It would appear that imitation is indeed the greatest form of flattery, especially when it comes to Halloween costume sales in an election year.
According to this article in the San Francisco Chronicle, sales of Halloween masks often mirror the popularity candidates enjoy with the public and hint at the ultimate winner of presidential elections. Spirit Halloween, one of the largest costume retailers in the U.S., says that the Obama mask is leading with 64% of the retailer’s nationwide mask sales.
Spirit Halloween’s “Presidential Index” based on mask sales has accurately predicted election winners since way back in the glory days of 1996. Nothing about this survey is scientific, of course, but PR experts know that our business has as much to do with timing and circumstance as psychology and hard science.

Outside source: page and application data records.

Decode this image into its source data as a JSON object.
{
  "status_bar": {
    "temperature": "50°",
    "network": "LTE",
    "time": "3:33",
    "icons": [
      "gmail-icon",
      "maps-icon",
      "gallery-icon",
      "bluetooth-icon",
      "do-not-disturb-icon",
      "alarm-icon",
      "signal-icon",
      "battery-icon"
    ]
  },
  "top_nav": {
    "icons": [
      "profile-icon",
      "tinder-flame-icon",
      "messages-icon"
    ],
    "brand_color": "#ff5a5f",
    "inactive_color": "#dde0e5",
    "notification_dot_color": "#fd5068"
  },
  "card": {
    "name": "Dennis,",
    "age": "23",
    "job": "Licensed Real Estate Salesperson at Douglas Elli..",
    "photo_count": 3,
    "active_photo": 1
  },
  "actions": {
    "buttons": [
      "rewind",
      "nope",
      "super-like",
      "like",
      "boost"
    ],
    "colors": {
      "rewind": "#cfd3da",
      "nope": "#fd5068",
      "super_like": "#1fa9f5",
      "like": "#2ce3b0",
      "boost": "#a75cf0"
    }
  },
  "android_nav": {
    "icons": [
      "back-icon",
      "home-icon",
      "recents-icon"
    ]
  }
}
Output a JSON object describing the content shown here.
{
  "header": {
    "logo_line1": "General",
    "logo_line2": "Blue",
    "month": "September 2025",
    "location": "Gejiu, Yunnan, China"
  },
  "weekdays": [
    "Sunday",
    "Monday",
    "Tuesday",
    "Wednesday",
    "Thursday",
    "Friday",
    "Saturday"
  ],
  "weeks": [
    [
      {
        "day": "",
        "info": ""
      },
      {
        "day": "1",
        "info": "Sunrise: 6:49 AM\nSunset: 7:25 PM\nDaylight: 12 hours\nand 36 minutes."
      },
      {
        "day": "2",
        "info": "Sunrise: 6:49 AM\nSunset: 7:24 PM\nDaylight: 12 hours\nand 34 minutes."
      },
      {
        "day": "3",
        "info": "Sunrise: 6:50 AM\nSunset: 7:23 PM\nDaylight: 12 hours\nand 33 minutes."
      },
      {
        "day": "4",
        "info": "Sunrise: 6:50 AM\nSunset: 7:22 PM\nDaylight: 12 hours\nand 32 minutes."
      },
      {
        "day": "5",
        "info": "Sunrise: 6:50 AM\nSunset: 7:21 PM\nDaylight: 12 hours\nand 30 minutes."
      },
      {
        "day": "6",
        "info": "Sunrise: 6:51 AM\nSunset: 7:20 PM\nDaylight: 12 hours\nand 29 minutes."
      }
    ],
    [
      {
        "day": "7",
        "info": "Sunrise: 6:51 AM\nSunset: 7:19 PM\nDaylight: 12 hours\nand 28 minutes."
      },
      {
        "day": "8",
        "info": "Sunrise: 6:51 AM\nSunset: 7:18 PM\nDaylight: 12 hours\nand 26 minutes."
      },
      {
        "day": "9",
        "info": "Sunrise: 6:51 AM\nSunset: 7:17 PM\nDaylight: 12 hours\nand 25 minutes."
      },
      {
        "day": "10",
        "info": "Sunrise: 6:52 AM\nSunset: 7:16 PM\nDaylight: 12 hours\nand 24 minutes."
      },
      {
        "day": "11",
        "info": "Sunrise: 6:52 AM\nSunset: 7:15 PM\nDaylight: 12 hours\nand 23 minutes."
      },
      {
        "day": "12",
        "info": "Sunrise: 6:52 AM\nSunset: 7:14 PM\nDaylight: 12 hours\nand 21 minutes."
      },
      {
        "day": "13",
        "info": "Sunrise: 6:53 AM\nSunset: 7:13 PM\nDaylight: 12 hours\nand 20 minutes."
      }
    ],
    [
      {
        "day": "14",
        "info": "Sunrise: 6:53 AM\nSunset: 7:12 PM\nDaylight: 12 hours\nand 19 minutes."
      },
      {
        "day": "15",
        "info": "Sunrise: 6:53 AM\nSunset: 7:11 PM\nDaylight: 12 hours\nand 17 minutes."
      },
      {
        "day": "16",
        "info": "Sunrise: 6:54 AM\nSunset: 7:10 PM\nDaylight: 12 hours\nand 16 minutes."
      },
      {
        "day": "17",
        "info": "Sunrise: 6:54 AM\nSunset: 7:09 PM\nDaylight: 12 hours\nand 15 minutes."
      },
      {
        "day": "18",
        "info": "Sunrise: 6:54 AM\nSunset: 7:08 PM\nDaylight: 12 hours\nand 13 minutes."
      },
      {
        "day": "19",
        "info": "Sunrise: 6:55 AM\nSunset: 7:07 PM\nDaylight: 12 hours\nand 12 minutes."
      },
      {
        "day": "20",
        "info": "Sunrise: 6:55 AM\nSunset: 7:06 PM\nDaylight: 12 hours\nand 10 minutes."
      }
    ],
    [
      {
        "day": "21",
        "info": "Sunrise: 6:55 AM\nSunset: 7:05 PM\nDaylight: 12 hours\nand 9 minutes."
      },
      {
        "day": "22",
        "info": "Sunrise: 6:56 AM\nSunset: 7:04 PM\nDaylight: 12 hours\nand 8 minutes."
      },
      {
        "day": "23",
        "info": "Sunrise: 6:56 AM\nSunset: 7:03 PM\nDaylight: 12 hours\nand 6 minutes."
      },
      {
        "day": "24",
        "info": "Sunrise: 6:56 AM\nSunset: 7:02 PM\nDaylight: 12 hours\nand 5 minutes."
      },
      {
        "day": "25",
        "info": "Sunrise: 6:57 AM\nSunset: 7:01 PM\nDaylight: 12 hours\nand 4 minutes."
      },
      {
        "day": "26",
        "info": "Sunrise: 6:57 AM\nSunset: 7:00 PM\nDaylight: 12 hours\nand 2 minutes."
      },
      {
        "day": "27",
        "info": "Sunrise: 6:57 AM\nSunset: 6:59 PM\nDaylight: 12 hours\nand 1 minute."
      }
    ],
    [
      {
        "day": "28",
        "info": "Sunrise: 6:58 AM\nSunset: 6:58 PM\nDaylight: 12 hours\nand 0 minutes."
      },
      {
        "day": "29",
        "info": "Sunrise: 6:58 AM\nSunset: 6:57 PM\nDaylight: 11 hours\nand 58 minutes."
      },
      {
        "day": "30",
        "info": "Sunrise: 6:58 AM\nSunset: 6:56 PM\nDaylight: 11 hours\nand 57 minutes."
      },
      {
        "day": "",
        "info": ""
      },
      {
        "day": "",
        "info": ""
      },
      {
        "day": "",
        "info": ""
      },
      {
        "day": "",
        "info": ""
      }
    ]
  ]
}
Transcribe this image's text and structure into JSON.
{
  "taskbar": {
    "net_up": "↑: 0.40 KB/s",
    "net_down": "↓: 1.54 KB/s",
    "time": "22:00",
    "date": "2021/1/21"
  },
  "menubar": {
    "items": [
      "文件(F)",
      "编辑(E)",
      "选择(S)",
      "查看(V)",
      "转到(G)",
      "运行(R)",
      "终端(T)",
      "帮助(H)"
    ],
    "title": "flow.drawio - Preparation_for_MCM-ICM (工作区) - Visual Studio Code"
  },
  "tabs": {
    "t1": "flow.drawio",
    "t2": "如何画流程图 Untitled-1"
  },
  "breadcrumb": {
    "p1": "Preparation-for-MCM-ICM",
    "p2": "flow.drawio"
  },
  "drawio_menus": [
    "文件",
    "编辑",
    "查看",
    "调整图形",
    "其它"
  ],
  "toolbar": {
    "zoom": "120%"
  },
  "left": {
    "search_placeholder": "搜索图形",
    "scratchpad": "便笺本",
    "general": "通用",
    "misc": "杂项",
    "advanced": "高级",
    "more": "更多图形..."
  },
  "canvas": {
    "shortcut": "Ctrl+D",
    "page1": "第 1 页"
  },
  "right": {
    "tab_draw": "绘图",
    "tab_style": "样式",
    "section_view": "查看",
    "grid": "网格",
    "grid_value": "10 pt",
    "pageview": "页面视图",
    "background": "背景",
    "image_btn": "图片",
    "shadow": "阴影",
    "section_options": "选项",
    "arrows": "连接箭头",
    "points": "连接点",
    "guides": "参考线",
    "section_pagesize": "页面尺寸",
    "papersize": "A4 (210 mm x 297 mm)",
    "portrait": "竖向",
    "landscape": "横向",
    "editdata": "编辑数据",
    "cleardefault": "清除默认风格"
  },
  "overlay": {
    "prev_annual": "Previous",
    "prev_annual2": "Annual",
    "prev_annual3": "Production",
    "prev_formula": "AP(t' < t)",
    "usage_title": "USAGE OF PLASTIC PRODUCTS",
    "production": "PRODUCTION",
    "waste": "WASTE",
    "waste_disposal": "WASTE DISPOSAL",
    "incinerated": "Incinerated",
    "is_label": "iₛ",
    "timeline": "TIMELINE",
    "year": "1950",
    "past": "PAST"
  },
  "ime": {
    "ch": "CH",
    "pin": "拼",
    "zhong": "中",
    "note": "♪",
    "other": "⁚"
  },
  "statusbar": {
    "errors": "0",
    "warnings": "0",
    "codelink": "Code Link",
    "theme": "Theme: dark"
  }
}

PR professionals are trained to extrapolate meaning and patterns from even the quirkiest of correlations and relationships. This type of data is our Mars Rover, and seeing human behavior in a new and revealing way for the first time is our ancient Martian streambed. In other words, this is PR geek stuff.
Masks have been around for centuries, and there isn’t a respectable large-scale museum in the world that doesn’t have some masks in it somewhere: the ancient Aztec exhibit, the African heritage wing, the golden Egyptian death mask case–the list goes on indefinitely.
Don’t let Halloween fool you. Despite the free M&Ms and squashed pumpkins, Halloween masks are a barometer for the current state—pop, political, financial or other—of our nation’s culture. With October arriving on Monday and the election rapidly approaching, images of Obama and Romney are everywhere–and the public is reacting.
Political affiliations aside, we all only have one moment to vote. But Halloween night allows us to be the people we vote for, and many Americans will soon exercise their freedom to do so. What does this say about the American public and its relationship with politicians? Only that we want to be part of our political system and represent the people who represent us.
And that’s much healthier than wanting to be a Kardashian.